When I talk about the dark side of female leadership, the air goes out of the room and people look at the door. Nobody seems to want to talk about this, and yet pretty much everyone has experienced it. When nobody else is around, people are happy to share their horror stories with me.

I reached out to leadership expert, Sarah Robinson, because I saw a post of hers on Facebook about how horrified she was by the meanness she was seeing between women in a work situation where they should have been supporting each other. I asked her if I could interview her for my upcoming book and she agreed. The conversation was so interesting that I wanted to share one part of it here with you.

Sarah believes that some of the “mean girl” behavior that happens within companies and teams comes from a scarcity mindset and offered a brain science explanation. I was definitely not expecting that. She said, “I have seen it’s a scarcity thing, and I’m not blaming our caveman ancestors, but I think some of this predates. I’m fascinated with backside of our brain because that’s where so much of our innate behavior originates, and we don’t even realize what we’re doing comes from that. It was programmed when we were hunters and gatherers, when just trying to stay alive and procreate was the thing. It was the only thing, picking the best person to procreate with so your kids would survive. The back of our brain has this scarcity thing baked into our DNA as women.”

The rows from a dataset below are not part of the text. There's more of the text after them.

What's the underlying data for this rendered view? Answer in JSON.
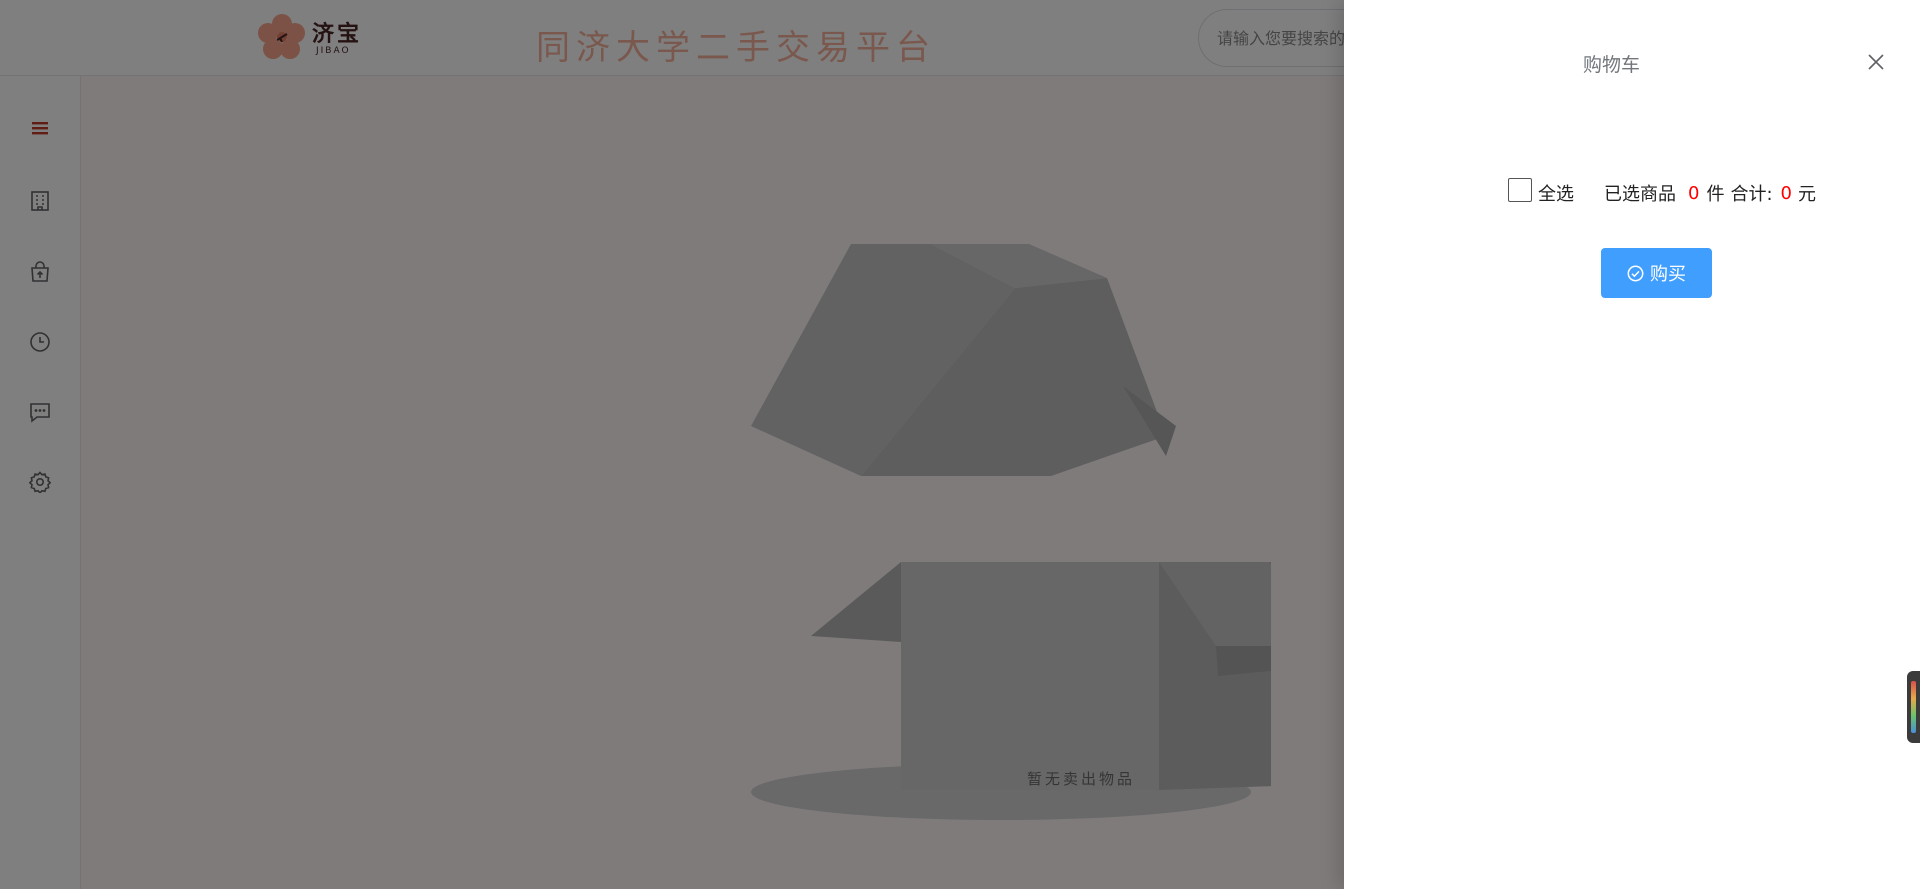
{
  "header": {
    "logo_text": "济宝",
    "logo_subtext": "JIBAO",
    "site_title": "同济大学二手交易平台",
    "search_placeholder": "请输入您要搜索的"
  },
  "sidebar": {
    "items": [
      {
        "icon": "menu-icon",
        "color": "#c0392b"
      },
      {
        "icon": "building-icon"
      },
      {
        "icon": "shopping-bag-icon"
      },
      {
        "icon": "clock-icon"
      },
      {
        "icon": "chat-icon"
      },
      {
        "icon": "gear-icon"
      }
    ]
  },
  "main": {
    "empty_text": "暂无卖出物品",
    "empty_icon": "open-box-icon"
  },
  "drawer": {
    "title": "购物车",
    "select_all_label": "全选",
    "selected_label": "已选商品",
    "selected_count": "0",
    "selected_unit": "件",
    "total_label": "合计:",
    "total_value": "0",
    "total_unit": "元",
    "buy_label": "购买"
  },
  "colors": {
    "accent": "#409eff",
    "highlight": "#ff0000",
    "title_pink": "#f5b09a"
  }
}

This is by far and away the most generous explanation I have heard for the manipulation, backstabbing, information withholding, and bullying I have experienced from female colleagues and managers. (To be fair, I have also had truly great long-term relationships with female leaders, including Carol Roth.)

But we need to have conversations about this because female leadership isn’t all good, and male leadership isn’t all misogynistic. My best and favorite bosses have been men.

When my former executive assistant was interviewing for a position one time she told me, shaking her head, “Oh, it’s a she boss. I don’t know…”

Clearly, she’d had a bad experience or two in the past.

And there was my girlfriend in investment banking who said her colleague got a great promotion, breaking through the glass ceiling, and then the colleague pulled the ladder up because she had gotten there (and nobody else should have the opportunity).

That stinks.

Sarah agreed that both men and women don’t want to talk about it, but we need to start having these awkward conversations if we’re going to address this important issue. She said, “And I think until we can actually have this conversation out loud and discuss it as an objective thing – it’s not personal – it’s just an objective thing that we, as women, need to work on. And I see it. I see it a lot.”


Editor’s note: If you’re a woman in leadership who is struggling to speak up and be heard, I highly recommend you check out She Speaks with Sarah Robinson.